You are probably wondering why I haven't talked about watercolor, I mean c'mon it's the name of my blog! Honestly, when sketching out contour images, it allows for people to have a foundation to what they will be painting. If you are someone who enjoys painting right away, by all means! Especially now because I will explain a million of my favorite things about watercolor and how to use it to create a range of color and texture in your pieces.
The first thing I want to discuss is mixing colors. By far the funnest part of using watercolor is being able to mix and create a hue that is rarely seen on paper. When I'm mixing my colors, I usually mix them on the piece itself instead of using a palette. This allows me to layer on as much color as possible without being able to recreate it if I run out of the color.
A good point of reference while you start is the basic color wheel you learned as a kid. While it might not seem like a detailed reference image, it is like the Bible for Watercolor. As you can see in the image on the right, yellow begins as the top and moving counterclockwise until you hit red, then blue, the yellow again. Yellow, blue, and red are you three basic color groups. It is where you will receive the starkest amount of color as well. For example: by mixing yellow with red, we create orange, which is in between yellow and red. Mixing more yellow into the orange will create a lighter yellow orange. You probably saying to yourself, well duh Andria I know my basic colors. This information is vital because it will help to diversify your color palette within your painting. Look at a watercolor palette: it has at least a dozen different colors varying from light orange-red to dark green to black. You can use these colors for a while, but over time you will realize how drastically different the coloring looks compared to a reference image or study that you are using. By mixing colors like tan with orange and yellow, you can create a color similar to a basic skin base. If you don't have a tan color, then you can create your own tan by mixing orange, red, and green. If you don't have green, you can create it by mixing blue and yellow. This is why I say that primary color are the gospel of watercolor truth. You can make almost any color out of the three primary colors.
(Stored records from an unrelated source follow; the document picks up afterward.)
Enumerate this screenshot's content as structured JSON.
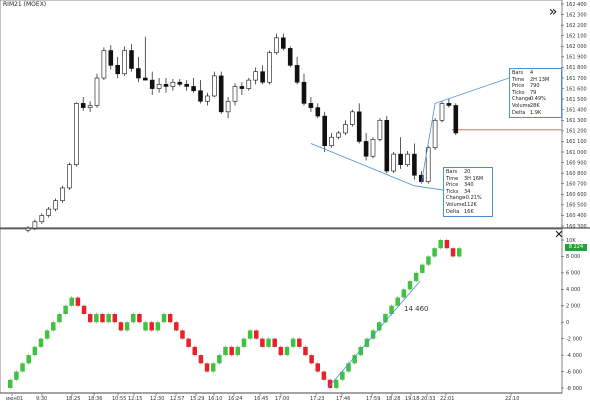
{
  "window": {
    "title": "RIM21 (MOEX)"
  },
  "toolbar": {
    "forward_icon": "double-chevron-right-icon",
    "close_icon": "close-icon"
  },
  "price_axis": {
    "labels": [
      "162 400",
      "162 300",
      "162 200",
      "162 100",
      "162 000",
      "161 900",
      "161 800",
      "161 700",
      "161 600",
      "161 500",
      "161 400",
      "161 300",
      "161 200",
      "161 100",
      "161 000",
      "160 900",
      "160 800",
      "160 700",
      "160 600",
      "160 500",
      "160 400",
      "160 300"
    ]
  },
  "indicator_axis": {
    "labels": [
      "10K",
      "8 000",
      "6 000",
      "4 000",
      "2 000",
      "0",
      "-2 000",
      "-4 000",
      "-6 000",
      "-8 000"
    ],
    "current_value": "8 224"
  },
  "time_axis": {
    "labels": [
      "июн01",
      "9:30",
      "18:25",
      "18:36",
      "10:55",
      "12:15",
      "12:30",
      "12:57",
      "15:29",
      "16:10",
      "16:24",
      "16:45",
      "17:00",
      "17:23",
      "17:46",
      "17:59",
      "18:28",
      "19:18",
      "20:33",
      "22:01",
      "22:10"
    ]
  },
  "info_box_upper": {
    "rows": [
      {
        "key": "Bars",
        "value": "4"
      },
      {
        "key": "Time",
        "value": "2Н 13М"
      },
      {
        "key": "Price",
        "value": "790"
      },
      {
        "key": "Ticks",
        "value": "79"
      },
      {
        "key": "Change",
        "value": "0.49%"
      },
      {
        "key": "Volume",
        "value": "28K"
      },
      {
        "key": "Delta",
        "value": "1.9K"
      }
    ]
  },
  "info_box_lower": {
    "rows": [
      {
        "key": "Bars",
        "value": "20"
      },
      {
        "key": "Time",
        "value": "3Н 16М"
      },
      {
        "key": "Price",
        "value": "340"
      },
      {
        "key": "Ticks",
        "value": "34"
      },
      {
        "key": "Change",
        "value": "-0.21%"
      },
      {
        "key": "Volume",
        "value": "112K"
      },
      {
        "key": "Delta",
        "value": "16K"
      }
    ]
  },
  "annotation": {
    "text": "14 460"
  },
  "colors": {
    "up": "#3fc23f",
    "down": "#e8202a",
    "measure_line": "#4a90d9",
    "level_line": "#e05050",
    "current_value_bg": "#22a33a"
  },
  "chart_data": {
    "type": "candlestick",
    "price_candles": [
      {
        "o": 160260,
        "h": 160300,
        "l": 160240,
        "c": 160280
      },
      {
        "o": 160280,
        "h": 160360,
        "l": 160260,
        "c": 160340
      },
      {
        "o": 160340,
        "h": 160420,
        "l": 160320,
        "c": 160400
      },
      {
        "o": 160400,
        "h": 160480,
        "l": 160380,
        "c": 160460
      },
      {
        "o": 160460,
        "h": 160560,
        "l": 160440,
        "c": 160540
      },
      {
        "o": 160540,
        "h": 160680,
        "l": 160520,
        "c": 160660
      },
      {
        "o": 160660,
        "h": 160900,
        "l": 160640,
        "c": 160880
      },
      {
        "o": 160880,
        "h": 161470,
        "l": 160860,
        "c": 161460
      },
      {
        "o": 161460,
        "h": 161520,
        "l": 161390,
        "c": 161420
      },
      {
        "o": 161420,
        "h": 161480,
        "l": 161380,
        "c": 161440
      },
      {
        "o": 161440,
        "h": 161740,
        "l": 161420,
        "c": 161700
      },
      {
        "o": 161700,
        "h": 161990,
        "l": 161680,
        "c": 161960
      },
      {
        "o": 161960,
        "h": 162010,
        "l": 161780,
        "c": 161820
      },
      {
        "o": 161820,
        "h": 161900,
        "l": 161700,
        "c": 161740
      },
      {
        "o": 161740,
        "h": 162000,
        "l": 161720,
        "c": 161960
      },
      {
        "o": 161960,
        "h": 162020,
        "l": 161760,
        "c": 161790
      },
      {
        "o": 161790,
        "h": 161900,
        "l": 161660,
        "c": 161700
      },
      {
        "o": 161700,
        "h": 162090,
        "l": 161690,
        "c": 161680
      },
      {
        "o": 161680,
        "h": 161760,
        "l": 161540,
        "c": 161600
      },
      {
        "o": 161600,
        "h": 161700,
        "l": 161560,
        "c": 161640
      },
      {
        "o": 161640,
        "h": 161700,
        "l": 161560,
        "c": 161620
      },
      {
        "o": 161620,
        "h": 161690,
        "l": 161580,
        "c": 161660
      },
      {
        "o": 161660,
        "h": 161690,
        "l": 161620,
        "c": 161640
      },
      {
        "o": 161640,
        "h": 161680,
        "l": 161580,
        "c": 161620
      },
      {
        "o": 161620,
        "h": 161700,
        "l": 161560,
        "c": 161580
      },
      {
        "o": 161580,
        "h": 161680,
        "l": 161460,
        "c": 161480
      },
      {
        "o": 161480,
        "h": 161560,
        "l": 161440,
        "c": 161530
      },
      {
        "o": 161530,
        "h": 161760,
        "l": 161520,
        "c": 161720
      },
      {
        "o": 161720,
        "h": 161760,
        "l": 161360,
        "c": 161380
      },
      {
        "o": 161380,
        "h": 161520,
        "l": 161320,
        "c": 161480
      },
      {
        "o": 161480,
        "h": 161650,
        "l": 161440,
        "c": 161620
      },
      {
        "o": 161620,
        "h": 161660,
        "l": 161540,
        "c": 161600
      },
      {
        "o": 161600,
        "h": 161700,
        "l": 161580,
        "c": 161680
      },
      {
        "o": 161680,
        "h": 161800,
        "l": 161640,
        "c": 161760
      },
      {
        "o": 161760,
        "h": 161820,
        "l": 161640,
        "c": 161660
      },
      {
        "o": 161660,
        "h": 161960,
        "l": 161640,
        "c": 161940
      },
      {
        "o": 161940,
        "h": 162120,
        "l": 161920,
        "c": 162080
      },
      {
        "o": 162080,
        "h": 162120,
        "l": 161960,
        "c": 161980
      },
      {
        "o": 161980,
        "h": 162000,
        "l": 161800,
        "c": 161820
      },
      {
        "o": 161820,
        "h": 161900,
        "l": 161640,
        "c": 161660
      },
      {
        "o": 161660,
        "h": 161740,
        "l": 161440,
        "c": 161460
      },
      {
        "o": 161460,
        "h": 161520,
        "l": 161380,
        "c": 161420
      },
      {
        "o": 161420,
        "h": 161460,
        "l": 161320,
        "c": 161340
      },
      {
        "o": 161340,
        "h": 161380,
        "l": 161000,
        "c": 161060
      },
      {
        "o": 161060,
        "h": 161180,
        "l": 161040,
        "c": 161140
      },
      {
        "o": 161140,
        "h": 161200,
        "l": 161120,
        "c": 161180
      },
      {
        "o": 161180,
        "h": 161300,
        "l": 161160,
        "c": 161260
      },
      {
        "o": 161260,
        "h": 161400,
        "l": 161240,
        "c": 161380
      },
      {
        "o": 161380,
        "h": 161460,
        "l": 161080,
        "c": 161100
      },
      {
        "o": 161100,
        "h": 161180,
        "l": 160920,
        "c": 160960
      },
      {
        "o": 160960,
        "h": 161140,
        "l": 160940,
        "c": 161120
      },
      {
        "o": 161120,
        "h": 161320,
        "l": 161100,
        "c": 161300
      },
      {
        "o": 161300,
        "h": 161340,
        "l": 160800,
        "c": 160820
      },
      {
        "o": 160820,
        "h": 161000,
        "l": 160800,
        "c": 160980
      },
      {
        "o": 160980,
        "h": 161140,
        "l": 160840,
        "c": 160880
      },
      {
        "o": 160880,
        "h": 161010,
        "l": 160860,
        "c": 160980
      },
      {
        "o": 160980,
        "h": 161080,
        "l": 160740,
        "c": 160780
      },
      {
        "o": 160780,
        "h": 160820,
        "l": 160700,
        "c": 160720
      },
      {
        "o": 160720,
        "h": 161060,
        "l": 160700,
        "c": 161040
      },
      {
        "o": 161040,
        "h": 161320,
        "l": 161020,
        "c": 161300
      },
      {
        "o": 161300,
        "h": 161480,
        "l": 161280,
        "c": 161460
      },
      {
        "o": 161460,
        "h": 161500,
        "l": 161420,
        "c": 161440
      },
      {
        "o": 161440,
        "h": 161460,
        "l": 161160,
        "c": 161180
      }
    ],
    "level_line": 161210,
    "indicator_bricks": [
      {
        "v": -7000,
        "up": true
      },
      {
        "v": -6000,
        "up": true
      },
      {
        "v": -5000,
        "up": true
      },
      {
        "v": -4000,
        "up": true
      },
      {
        "v": -3000,
        "up": true
      },
      {
        "v": -2000,
        "up": true
      },
      {
        "v": -1000,
        "up": true
      },
      {
        "v": 0,
        "up": true
      },
      {
        "v": 1000,
        "up": true
      },
      {
        "v": 2000,
        "up": true
      },
      {
        "v": 3000,
        "up": true
      },
      {
        "v": 2000,
        "up": false
      },
      {
        "v": 1000,
        "up": false
      },
      {
        "v": 0,
        "up": false
      },
      {
        "v": 1000,
        "up": true
      },
      {
        "v": 0,
        "up": false
      },
      {
        "v": 1000,
        "up": true
      },
      {
        "v": 0,
        "up": false
      },
      {
        "v": -1000,
        "up": false
      },
      {
        "v": 0,
        "up": true
      },
      {
        "v": 1000,
        "up": true
      },
      {
        "v": 0,
        "up": false
      },
      {
        "v": 0,
        "up": true
      },
      {
        "v": -1000,
        "up": false
      },
      {
        "v": 0,
        "up": true
      },
      {
        "v": 1000,
        "up": true
      },
      {
        "v": 0,
        "up": false
      },
      {
        "v": -1000,
        "up": false
      },
      {
        "v": -2000,
        "up": false
      },
      {
        "v": -3000,
        "up": false
      },
      {
        "v": -4000,
        "up": false
      },
      {
        "v": -5000,
        "up": false
      },
      {
        "v": -6000,
        "up": false
      },
      {
        "v": -5000,
        "up": true
      },
      {
        "v": -4000,
        "up": true
      },
      {
        "v": -3000,
        "up": true
      },
      {
        "v": -4000,
        "up": false
      },
      {
        "v": -3000,
        "up": true
      },
      {
        "v": -2000,
        "up": true
      },
      {
        "v": -1000,
        "up": true
      },
      {
        "v": -2000,
        "up": false
      },
      {
        "v": -3000,
        "up": false
      },
      {
        "v": -2000,
        "up": true
      },
      {
        "v": -3000,
        "up": false
      },
      {
        "v": -4000,
        "up": false
      },
      {
        "v": -3000,
        "up": true
      },
      {
        "v": -2000,
        "up": true
      },
      {
        "v": -3000,
        "up": false
      },
      {
        "v": -4000,
        "up": false
      },
      {
        "v": -5000,
        "up": false
      },
      {
        "v": -6000,
        "up": false
      },
      {
        "v": -7000,
        "up": false
      },
      {
        "v": -8000,
        "up": false
      },
      {
        "v": -7000,
        "up": true
      },
      {
        "v": -6000,
        "up": true
      },
      {
        "v": -5000,
        "up": true
      },
      {
        "v": -4000,
        "up": true
      },
      {
        "v": -3000,
        "up": true
      },
      {
        "v": -2000,
        "up": true
      },
      {
        "v": -1000,
        "up": true
      },
      {
        "v": 0,
        "up": true
      },
      {
        "v": 1000,
        "up": true
      },
      {
        "v": 2000,
        "up": true
      },
      {
        "v": 3000,
        "up": true
      },
      {
        "v": 4000,
        "up": true
      },
      {
        "v": 5000,
        "up": true
      },
      {
        "v": 6000,
        "up": true
      },
      {
        "v": 7000,
        "up": true
      },
      {
        "v": 8000,
        "up": true
      },
      {
        "v": 9000,
        "up": true
      },
      {
        "v": 10000,
        "up": true
      },
      {
        "v": 9000,
        "up": false
      },
      {
        "v": 8000,
        "up": false
      },
      {
        "v": 9000,
        "up": true
      }
    ]
  }
}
Layering primary colors onto your base color also gives you an opaque texture that you don't usually produce just by using the colors in the palette, but that's just an added bonus. So that's it! My first favorite thing about painting with watercolor! Color wheels are the Bible and primary colors are the foundation.